About this task -> Search the records for the word "JSON" and copy every line in which it occurs.

*** Block opens ***

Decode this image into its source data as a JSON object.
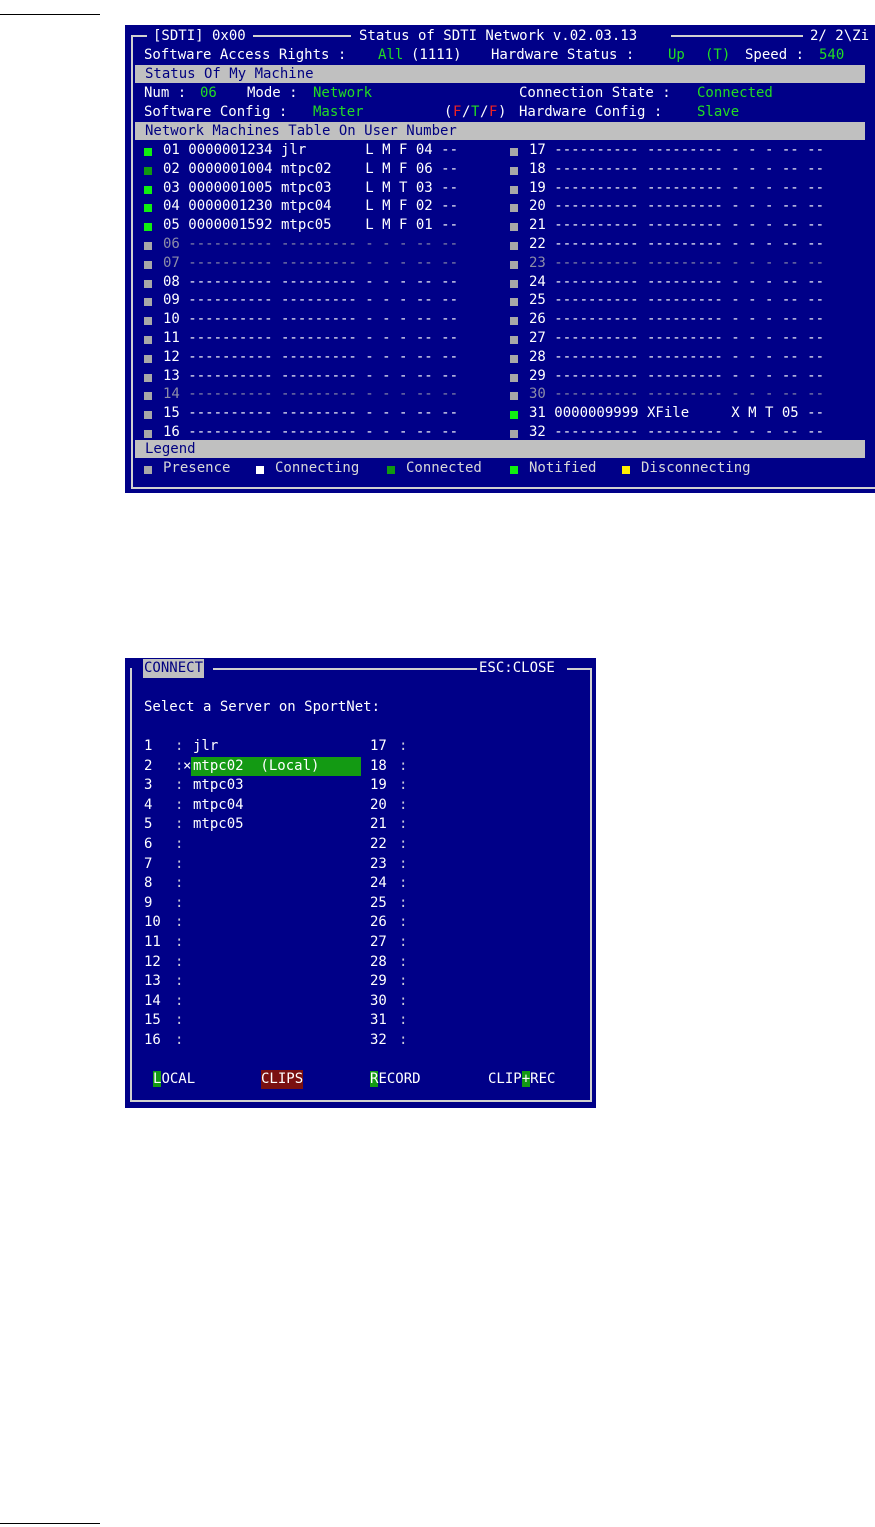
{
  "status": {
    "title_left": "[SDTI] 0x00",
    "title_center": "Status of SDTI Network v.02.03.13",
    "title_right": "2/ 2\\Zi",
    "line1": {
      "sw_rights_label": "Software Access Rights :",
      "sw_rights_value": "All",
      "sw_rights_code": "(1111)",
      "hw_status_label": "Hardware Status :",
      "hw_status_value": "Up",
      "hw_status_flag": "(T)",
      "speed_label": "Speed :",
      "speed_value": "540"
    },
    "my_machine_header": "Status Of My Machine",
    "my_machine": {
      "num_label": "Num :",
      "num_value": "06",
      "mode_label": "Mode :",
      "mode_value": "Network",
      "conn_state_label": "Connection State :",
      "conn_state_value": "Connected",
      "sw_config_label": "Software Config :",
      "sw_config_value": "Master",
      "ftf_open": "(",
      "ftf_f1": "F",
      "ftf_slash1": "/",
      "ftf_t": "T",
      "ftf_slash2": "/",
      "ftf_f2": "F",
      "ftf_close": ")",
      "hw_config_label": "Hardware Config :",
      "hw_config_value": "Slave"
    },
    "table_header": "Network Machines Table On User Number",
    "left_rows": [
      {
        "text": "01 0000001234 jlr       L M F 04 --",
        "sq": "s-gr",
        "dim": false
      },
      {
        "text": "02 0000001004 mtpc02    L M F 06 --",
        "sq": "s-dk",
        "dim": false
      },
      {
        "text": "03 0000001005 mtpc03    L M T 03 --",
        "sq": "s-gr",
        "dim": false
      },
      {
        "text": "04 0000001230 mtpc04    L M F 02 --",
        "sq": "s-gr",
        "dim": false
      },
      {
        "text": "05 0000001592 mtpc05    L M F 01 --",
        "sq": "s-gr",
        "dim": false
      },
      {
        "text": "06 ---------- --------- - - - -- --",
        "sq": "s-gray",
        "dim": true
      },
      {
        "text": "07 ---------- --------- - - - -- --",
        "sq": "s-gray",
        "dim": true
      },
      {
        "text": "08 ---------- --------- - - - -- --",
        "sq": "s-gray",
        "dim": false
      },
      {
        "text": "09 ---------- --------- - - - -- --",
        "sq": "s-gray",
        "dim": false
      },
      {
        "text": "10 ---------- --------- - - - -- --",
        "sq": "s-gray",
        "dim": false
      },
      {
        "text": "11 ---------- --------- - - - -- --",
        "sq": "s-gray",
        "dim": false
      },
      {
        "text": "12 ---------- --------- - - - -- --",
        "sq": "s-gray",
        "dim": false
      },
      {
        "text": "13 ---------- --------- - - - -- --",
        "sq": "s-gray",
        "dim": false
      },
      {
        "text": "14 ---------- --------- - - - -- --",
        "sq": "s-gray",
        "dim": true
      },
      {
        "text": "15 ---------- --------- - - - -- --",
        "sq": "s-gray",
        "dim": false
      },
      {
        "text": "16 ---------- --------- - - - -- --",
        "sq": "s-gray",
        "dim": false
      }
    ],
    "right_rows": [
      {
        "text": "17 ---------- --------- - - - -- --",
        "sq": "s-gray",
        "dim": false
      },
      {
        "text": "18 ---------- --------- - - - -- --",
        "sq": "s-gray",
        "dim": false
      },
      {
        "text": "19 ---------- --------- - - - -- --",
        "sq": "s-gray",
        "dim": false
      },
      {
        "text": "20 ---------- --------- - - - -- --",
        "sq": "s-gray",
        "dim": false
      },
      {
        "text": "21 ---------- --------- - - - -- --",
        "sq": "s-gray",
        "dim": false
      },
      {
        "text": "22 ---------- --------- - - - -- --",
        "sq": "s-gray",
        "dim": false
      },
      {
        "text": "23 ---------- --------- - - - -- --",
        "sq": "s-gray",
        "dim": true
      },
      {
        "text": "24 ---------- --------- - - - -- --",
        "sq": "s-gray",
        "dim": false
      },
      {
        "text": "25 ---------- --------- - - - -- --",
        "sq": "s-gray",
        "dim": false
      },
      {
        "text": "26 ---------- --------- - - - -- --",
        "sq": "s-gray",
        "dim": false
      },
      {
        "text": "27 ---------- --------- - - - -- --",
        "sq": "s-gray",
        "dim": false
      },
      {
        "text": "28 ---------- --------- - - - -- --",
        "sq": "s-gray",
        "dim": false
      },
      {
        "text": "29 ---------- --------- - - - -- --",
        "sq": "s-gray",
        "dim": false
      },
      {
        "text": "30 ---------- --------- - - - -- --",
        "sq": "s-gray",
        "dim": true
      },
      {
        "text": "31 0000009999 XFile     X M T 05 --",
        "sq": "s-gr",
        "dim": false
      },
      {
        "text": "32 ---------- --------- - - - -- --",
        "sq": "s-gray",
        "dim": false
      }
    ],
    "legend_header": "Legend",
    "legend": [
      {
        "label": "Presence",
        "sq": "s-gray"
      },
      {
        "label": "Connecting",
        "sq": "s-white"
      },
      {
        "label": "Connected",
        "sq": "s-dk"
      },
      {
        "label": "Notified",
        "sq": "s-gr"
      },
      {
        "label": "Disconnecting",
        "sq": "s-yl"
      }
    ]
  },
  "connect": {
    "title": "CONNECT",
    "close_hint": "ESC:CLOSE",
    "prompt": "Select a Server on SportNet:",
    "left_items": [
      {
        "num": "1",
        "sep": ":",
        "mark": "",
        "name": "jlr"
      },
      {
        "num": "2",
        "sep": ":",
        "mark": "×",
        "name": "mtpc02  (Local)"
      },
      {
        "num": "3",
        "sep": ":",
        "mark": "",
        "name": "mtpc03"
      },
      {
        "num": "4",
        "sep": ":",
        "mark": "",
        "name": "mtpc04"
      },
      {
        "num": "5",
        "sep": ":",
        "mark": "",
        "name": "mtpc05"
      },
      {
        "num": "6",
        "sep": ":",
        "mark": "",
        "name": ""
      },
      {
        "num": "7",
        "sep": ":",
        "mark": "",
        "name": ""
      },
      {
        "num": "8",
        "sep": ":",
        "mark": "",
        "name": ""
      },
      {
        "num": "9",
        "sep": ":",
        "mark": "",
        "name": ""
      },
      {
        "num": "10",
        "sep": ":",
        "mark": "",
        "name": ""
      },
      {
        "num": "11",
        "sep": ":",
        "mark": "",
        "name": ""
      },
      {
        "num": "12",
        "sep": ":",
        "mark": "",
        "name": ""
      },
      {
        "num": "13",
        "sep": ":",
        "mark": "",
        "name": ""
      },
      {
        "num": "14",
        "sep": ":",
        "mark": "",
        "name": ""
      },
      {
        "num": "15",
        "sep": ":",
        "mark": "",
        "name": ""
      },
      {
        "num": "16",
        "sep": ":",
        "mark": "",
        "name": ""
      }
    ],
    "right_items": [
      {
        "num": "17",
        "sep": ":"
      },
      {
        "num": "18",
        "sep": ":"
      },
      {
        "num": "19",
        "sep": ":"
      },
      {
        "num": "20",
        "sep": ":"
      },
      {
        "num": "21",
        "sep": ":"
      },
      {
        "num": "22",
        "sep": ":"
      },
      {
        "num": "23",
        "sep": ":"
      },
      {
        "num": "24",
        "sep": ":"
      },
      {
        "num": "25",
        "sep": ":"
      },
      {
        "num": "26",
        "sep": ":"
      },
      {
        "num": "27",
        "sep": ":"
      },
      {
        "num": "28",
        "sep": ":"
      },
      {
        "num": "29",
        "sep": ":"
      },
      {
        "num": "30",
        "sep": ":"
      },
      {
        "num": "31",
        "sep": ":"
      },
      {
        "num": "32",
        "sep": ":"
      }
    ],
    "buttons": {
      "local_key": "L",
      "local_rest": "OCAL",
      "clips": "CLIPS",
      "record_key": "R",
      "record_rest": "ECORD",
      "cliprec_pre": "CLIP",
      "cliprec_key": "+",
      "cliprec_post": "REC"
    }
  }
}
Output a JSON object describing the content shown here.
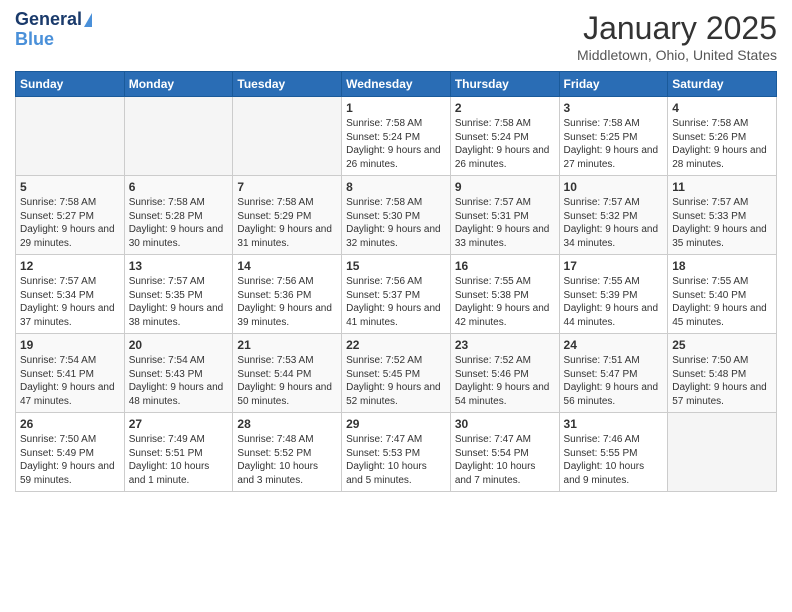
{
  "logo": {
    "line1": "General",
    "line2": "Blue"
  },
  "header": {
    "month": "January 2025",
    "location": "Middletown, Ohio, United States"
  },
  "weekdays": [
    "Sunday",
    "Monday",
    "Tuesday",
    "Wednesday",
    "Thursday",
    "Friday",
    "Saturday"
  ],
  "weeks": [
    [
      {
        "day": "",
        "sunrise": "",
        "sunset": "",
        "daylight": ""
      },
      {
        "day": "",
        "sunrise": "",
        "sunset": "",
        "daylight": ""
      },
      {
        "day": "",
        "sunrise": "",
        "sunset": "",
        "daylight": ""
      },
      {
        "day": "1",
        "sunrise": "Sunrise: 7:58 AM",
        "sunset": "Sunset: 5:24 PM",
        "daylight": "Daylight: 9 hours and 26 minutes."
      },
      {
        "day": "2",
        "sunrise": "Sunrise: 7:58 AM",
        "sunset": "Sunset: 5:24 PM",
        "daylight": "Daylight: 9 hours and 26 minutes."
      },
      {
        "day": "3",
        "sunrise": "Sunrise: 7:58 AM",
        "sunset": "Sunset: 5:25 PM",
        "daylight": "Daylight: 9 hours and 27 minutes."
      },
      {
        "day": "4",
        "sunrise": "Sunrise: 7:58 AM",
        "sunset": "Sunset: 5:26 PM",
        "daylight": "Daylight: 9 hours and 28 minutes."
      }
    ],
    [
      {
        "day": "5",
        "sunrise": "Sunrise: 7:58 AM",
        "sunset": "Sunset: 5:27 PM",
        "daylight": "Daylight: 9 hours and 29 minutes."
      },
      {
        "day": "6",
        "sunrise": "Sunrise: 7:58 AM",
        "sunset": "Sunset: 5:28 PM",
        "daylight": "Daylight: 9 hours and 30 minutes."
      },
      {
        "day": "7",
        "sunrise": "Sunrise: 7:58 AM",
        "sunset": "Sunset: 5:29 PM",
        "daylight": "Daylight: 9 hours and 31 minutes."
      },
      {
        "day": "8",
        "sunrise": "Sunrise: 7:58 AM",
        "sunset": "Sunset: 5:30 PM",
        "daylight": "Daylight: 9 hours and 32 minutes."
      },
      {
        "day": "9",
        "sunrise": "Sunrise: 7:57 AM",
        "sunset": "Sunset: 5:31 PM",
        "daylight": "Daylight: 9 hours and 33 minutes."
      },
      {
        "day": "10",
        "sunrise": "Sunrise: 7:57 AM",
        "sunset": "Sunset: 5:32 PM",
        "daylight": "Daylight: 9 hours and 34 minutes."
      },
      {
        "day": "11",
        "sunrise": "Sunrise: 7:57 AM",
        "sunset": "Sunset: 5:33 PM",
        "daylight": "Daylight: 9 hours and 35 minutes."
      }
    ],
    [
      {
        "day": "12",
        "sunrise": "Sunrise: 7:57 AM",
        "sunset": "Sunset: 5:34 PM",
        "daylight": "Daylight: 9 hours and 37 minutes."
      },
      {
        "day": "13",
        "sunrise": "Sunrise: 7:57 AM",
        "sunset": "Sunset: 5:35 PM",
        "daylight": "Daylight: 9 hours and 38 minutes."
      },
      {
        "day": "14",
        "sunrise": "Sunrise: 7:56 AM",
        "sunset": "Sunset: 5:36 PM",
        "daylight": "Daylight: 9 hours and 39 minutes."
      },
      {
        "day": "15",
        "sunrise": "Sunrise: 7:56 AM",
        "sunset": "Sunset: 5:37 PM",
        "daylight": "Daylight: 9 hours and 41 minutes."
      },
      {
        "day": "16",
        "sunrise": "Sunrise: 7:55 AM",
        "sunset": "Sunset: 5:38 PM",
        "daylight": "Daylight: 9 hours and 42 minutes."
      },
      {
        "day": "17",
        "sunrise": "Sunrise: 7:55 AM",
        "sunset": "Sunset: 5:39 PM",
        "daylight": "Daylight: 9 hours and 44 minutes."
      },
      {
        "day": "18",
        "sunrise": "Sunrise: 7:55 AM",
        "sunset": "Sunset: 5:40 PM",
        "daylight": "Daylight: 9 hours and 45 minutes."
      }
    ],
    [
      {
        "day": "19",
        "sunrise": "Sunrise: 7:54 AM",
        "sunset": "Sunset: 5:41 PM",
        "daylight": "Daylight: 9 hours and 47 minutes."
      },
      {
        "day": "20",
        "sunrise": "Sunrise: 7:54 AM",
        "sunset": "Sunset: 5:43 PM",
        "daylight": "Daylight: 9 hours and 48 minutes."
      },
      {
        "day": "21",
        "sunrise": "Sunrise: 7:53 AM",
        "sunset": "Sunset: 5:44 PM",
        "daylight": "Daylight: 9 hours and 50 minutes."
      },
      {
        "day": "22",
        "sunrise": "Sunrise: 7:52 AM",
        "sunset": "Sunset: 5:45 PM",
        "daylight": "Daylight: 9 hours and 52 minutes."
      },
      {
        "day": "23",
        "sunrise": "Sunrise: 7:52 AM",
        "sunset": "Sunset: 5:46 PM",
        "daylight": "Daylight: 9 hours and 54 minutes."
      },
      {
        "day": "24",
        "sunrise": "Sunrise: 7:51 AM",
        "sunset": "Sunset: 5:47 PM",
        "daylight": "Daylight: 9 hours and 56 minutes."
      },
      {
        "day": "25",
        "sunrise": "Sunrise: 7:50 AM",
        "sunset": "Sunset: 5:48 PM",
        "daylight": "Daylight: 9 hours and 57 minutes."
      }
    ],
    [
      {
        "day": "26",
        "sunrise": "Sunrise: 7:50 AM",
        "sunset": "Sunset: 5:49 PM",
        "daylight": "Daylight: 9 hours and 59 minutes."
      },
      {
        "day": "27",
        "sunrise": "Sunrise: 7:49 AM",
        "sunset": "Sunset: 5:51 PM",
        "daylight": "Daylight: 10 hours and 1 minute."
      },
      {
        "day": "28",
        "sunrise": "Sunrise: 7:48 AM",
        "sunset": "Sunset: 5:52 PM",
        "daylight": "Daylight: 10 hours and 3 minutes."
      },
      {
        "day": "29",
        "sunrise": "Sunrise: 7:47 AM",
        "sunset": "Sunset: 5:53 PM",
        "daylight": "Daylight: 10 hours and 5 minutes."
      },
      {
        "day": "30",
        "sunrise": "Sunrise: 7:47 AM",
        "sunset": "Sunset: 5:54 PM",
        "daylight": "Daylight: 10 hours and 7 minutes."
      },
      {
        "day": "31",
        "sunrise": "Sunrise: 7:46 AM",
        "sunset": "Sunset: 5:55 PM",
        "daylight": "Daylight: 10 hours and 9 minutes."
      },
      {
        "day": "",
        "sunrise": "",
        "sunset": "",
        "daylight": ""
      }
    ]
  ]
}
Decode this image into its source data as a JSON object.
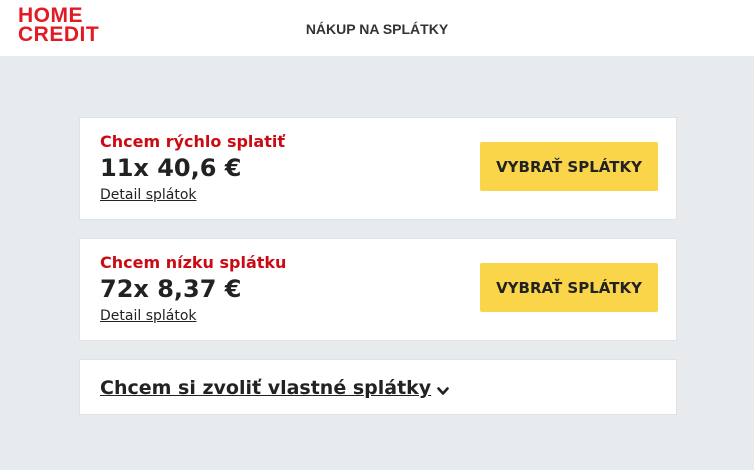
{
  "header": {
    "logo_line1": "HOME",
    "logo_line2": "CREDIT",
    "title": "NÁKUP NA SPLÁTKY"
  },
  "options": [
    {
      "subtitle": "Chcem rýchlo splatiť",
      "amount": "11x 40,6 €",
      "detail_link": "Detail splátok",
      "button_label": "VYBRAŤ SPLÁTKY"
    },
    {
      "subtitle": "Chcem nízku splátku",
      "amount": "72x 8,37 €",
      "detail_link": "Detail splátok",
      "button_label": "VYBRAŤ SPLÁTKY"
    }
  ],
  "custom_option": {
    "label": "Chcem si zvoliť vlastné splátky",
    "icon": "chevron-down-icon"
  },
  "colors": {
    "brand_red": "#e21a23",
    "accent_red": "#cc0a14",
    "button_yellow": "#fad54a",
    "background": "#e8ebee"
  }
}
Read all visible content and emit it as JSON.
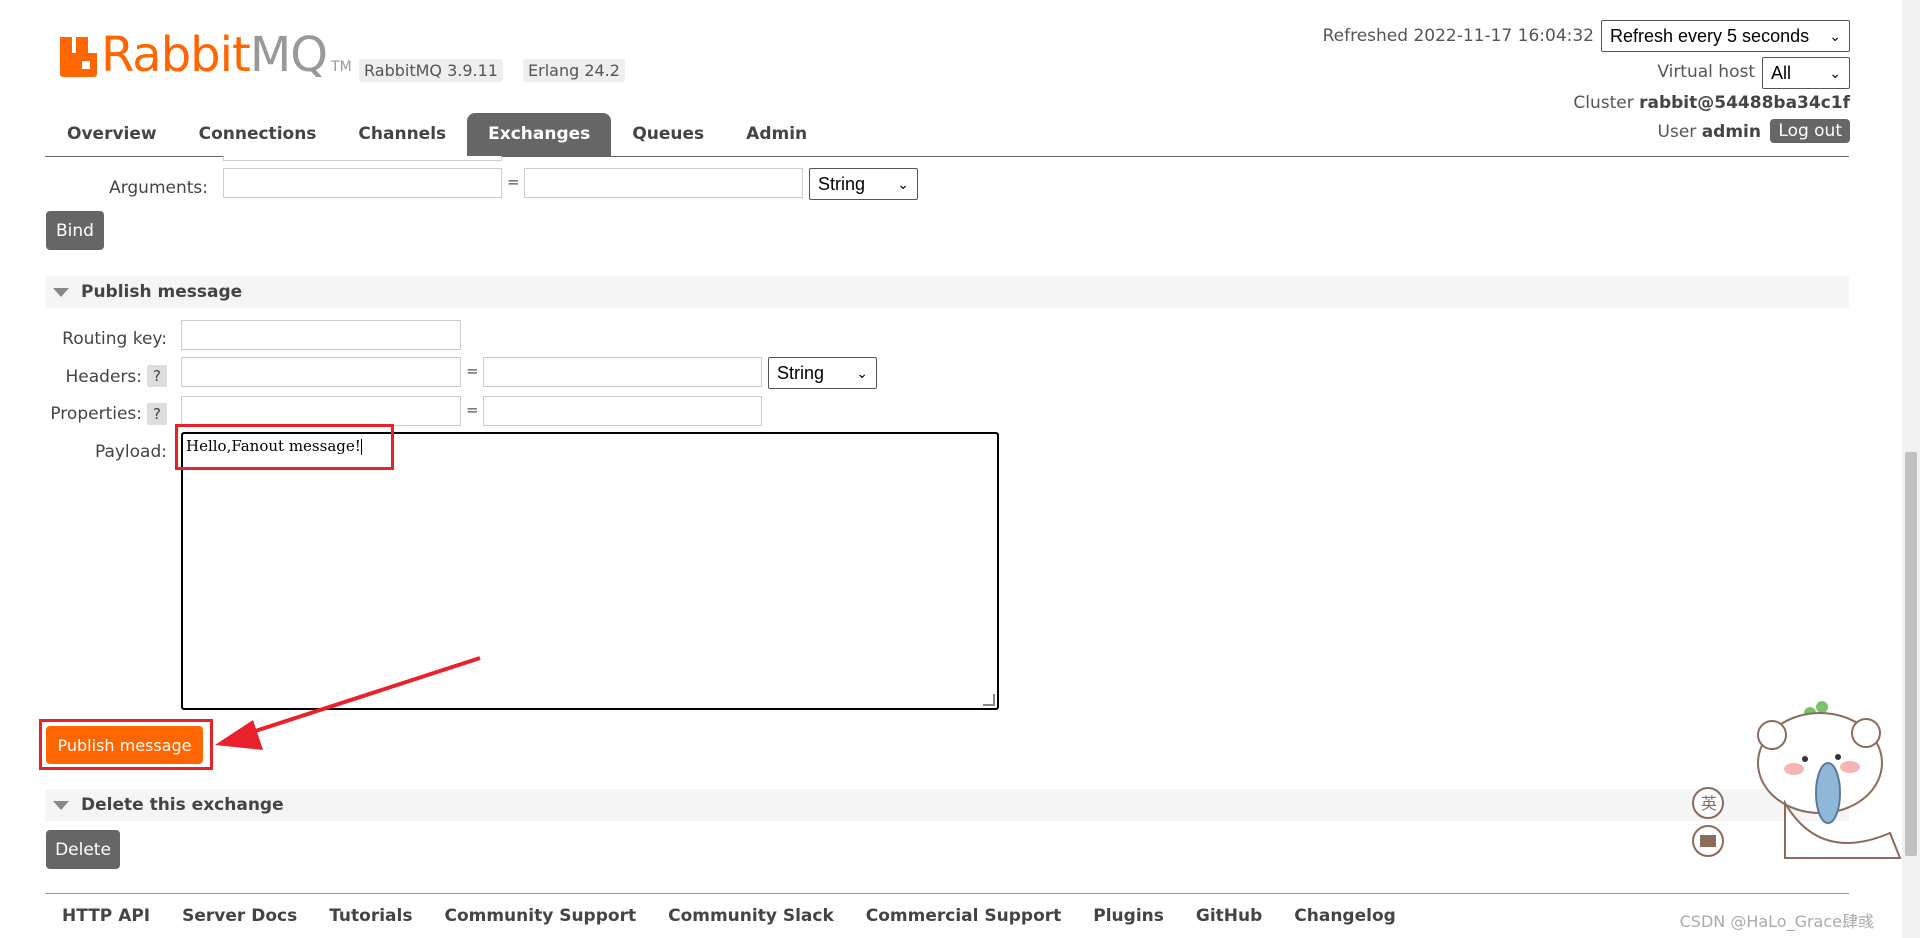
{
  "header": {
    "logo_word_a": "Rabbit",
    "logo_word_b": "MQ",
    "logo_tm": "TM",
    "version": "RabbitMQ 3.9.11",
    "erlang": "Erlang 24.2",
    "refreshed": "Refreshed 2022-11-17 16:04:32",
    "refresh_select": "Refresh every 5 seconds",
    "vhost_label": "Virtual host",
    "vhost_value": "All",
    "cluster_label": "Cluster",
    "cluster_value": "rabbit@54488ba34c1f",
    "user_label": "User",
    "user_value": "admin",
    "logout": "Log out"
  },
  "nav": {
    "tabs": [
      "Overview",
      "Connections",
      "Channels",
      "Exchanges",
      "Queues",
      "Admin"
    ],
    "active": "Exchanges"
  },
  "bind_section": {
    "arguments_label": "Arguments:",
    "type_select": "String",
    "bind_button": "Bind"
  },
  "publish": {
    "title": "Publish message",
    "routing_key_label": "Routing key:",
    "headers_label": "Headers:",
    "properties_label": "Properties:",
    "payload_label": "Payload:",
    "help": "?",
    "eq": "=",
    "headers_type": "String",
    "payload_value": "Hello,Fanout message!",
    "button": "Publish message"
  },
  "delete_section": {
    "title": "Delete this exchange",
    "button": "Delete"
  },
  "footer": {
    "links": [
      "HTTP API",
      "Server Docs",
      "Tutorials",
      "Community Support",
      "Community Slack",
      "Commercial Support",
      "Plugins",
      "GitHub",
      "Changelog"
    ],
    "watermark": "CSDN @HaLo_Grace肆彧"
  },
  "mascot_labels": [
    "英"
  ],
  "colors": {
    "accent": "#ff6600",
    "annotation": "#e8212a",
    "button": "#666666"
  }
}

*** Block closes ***

Response ->
Decode this image into its source data as a JSON object.
Output a JSON object describing the content shown here.
Decode this image into its source data as a JSON object.
Read all visible content and emit it as JSON.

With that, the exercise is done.